Página 242 - Tis enough for us now that the leaves are green; We sit in the warm shade, and feel right well How the sap creeps up and the blossoms swell; We may shut our eyes, but we cannot help knowing That skies are clear and grass is growing; The breeze comes whispering in our ear, That dandelions are blossoming near, That maize has sprouted, that streams are flowing...
Página 331 - Now fades the glimmering landscape on the sight, And all the air a solemn stillness holds, Save where the beetle wheels his droning flight, And drowsy tinklings lull the distant folds : Save that, from yonder ivy-mantled tower, The moping owl does to the moon complain, Of such as, wandering near her secret bower, Molest her ancient solitary reign.

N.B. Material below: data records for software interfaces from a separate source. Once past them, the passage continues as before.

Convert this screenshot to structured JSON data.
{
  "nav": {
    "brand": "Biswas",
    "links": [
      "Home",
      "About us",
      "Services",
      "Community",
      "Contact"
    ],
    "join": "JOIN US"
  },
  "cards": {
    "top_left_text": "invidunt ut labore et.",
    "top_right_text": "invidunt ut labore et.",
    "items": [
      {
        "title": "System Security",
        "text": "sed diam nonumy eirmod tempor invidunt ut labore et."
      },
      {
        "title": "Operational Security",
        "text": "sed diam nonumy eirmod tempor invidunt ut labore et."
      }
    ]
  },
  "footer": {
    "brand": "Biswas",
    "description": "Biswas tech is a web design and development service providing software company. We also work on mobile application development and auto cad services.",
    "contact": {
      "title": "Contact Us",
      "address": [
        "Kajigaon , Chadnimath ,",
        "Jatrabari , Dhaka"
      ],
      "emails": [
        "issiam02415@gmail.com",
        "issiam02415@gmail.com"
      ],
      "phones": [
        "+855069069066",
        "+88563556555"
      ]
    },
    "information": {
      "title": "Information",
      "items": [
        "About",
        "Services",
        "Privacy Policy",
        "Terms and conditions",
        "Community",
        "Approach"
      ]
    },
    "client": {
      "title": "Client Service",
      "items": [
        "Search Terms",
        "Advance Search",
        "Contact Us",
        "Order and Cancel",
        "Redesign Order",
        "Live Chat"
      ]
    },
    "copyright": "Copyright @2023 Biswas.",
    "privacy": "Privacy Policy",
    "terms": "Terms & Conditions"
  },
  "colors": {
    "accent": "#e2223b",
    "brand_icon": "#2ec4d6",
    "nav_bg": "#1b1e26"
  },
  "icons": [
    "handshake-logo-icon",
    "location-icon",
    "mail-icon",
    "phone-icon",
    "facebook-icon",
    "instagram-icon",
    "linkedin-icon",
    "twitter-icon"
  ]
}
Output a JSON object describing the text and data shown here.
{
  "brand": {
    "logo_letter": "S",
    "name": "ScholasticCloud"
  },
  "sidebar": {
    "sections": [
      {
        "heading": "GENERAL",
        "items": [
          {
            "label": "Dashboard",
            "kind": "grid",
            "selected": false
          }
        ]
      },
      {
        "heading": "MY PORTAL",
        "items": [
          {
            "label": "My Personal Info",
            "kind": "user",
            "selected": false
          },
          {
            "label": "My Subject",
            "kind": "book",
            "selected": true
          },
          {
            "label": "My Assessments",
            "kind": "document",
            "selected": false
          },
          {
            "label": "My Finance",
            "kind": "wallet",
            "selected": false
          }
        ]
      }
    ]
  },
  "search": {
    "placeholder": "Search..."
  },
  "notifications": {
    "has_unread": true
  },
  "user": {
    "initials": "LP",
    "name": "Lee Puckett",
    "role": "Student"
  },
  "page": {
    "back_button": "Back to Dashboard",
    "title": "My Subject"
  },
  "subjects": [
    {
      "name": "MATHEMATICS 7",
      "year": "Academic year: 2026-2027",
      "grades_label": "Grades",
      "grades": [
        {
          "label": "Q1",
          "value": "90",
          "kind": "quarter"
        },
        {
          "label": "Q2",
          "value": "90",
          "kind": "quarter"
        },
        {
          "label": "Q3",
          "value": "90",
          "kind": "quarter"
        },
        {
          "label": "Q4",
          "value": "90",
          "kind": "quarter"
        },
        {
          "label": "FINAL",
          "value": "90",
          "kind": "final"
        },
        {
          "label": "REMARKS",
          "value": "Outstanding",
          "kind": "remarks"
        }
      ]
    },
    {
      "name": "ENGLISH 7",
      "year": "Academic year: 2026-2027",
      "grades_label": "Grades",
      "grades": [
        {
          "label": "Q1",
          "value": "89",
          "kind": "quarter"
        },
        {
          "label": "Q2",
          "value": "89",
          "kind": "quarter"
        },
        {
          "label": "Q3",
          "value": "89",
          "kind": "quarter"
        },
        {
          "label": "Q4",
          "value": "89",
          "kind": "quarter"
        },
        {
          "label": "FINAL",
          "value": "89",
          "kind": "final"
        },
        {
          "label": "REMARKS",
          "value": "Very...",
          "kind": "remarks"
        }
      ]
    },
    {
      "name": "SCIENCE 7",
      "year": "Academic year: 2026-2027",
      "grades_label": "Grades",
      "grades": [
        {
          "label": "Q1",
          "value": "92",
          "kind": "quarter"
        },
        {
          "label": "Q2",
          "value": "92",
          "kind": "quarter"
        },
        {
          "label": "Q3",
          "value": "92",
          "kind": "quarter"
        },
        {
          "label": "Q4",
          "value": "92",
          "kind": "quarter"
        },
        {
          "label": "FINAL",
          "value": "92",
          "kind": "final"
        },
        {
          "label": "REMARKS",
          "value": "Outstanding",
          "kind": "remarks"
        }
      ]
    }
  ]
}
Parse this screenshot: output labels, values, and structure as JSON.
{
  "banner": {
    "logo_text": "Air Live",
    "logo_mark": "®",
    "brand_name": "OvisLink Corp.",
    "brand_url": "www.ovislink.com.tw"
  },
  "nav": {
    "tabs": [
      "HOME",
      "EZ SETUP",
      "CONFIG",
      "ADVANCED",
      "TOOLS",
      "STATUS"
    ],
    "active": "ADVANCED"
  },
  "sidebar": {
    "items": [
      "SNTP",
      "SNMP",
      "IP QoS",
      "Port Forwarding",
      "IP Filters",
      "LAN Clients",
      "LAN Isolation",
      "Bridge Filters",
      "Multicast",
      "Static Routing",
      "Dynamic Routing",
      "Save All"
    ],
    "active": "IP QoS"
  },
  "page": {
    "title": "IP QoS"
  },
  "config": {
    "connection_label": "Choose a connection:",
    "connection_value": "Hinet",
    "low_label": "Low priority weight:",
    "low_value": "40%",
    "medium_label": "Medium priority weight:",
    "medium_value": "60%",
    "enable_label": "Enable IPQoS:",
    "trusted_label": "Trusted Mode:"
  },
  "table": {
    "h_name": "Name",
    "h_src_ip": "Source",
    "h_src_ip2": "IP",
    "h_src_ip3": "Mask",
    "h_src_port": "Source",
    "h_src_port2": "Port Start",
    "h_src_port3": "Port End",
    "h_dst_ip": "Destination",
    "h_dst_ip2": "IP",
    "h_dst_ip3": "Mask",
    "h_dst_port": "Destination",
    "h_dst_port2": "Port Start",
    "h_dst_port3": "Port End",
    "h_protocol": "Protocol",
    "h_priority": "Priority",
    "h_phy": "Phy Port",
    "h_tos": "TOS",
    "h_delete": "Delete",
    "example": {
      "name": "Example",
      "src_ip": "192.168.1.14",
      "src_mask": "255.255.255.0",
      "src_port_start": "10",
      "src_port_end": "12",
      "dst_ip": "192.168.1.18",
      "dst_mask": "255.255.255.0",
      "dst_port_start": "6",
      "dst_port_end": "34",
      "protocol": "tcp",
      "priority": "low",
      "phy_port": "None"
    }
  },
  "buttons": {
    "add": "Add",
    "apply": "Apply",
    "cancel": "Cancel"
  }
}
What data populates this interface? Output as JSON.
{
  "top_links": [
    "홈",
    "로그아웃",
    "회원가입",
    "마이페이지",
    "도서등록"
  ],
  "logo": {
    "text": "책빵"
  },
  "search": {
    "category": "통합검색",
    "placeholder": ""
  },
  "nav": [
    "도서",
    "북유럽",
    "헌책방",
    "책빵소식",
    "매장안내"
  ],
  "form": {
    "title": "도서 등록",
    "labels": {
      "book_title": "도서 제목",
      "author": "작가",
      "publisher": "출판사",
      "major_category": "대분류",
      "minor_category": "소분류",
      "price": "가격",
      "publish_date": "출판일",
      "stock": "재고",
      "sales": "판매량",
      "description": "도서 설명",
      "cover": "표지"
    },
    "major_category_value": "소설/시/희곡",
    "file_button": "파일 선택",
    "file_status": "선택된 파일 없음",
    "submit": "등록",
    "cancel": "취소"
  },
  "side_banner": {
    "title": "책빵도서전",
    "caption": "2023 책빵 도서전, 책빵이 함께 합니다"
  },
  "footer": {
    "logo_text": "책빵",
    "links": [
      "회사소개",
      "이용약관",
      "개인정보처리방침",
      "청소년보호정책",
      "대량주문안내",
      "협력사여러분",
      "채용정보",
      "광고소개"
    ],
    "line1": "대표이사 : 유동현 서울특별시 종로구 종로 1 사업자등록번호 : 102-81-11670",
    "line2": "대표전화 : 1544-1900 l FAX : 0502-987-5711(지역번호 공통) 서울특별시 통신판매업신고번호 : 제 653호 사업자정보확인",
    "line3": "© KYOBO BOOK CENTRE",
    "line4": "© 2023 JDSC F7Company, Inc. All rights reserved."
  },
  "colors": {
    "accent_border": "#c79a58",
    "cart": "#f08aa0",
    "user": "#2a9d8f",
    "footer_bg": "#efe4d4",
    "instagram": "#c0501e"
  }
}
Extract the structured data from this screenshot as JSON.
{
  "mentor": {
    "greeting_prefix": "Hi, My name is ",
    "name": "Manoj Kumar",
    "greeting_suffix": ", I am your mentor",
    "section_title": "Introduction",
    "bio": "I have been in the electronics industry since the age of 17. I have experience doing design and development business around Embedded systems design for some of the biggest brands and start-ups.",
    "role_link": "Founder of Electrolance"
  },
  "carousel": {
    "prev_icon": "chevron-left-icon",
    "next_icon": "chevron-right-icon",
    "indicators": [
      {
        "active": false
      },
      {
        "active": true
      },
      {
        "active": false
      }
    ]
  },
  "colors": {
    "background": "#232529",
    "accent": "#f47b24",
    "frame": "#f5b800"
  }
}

Página 304 - Twas thine own genius gave the final blow, And help'd to plant the wound that laid thee low: So the struck eagle, stretch'd upon the plain, No more through rolling clouds to soar again, View'd his own feather on the fatal dart, And wing'd the shaft that quiver'd in his heart; Keen were his pangs, but keener far to feel, He nursed the pinion which impell'd the steel; While the same plumage that had warm'd his nest . Drank the last life-drop of his bleeding breast.
Página 483 - Tu-who, a merry note, While greasy Joan doth keel the pot. When all aloud the wind doth blow And coughing drowns the parson's saw And birds sit brooding in the snow And Marian's nose looks red and raw, When roasted crabs hiss in the bowl, Then nightly sings the staring owl, Tu-whit; Tu-who...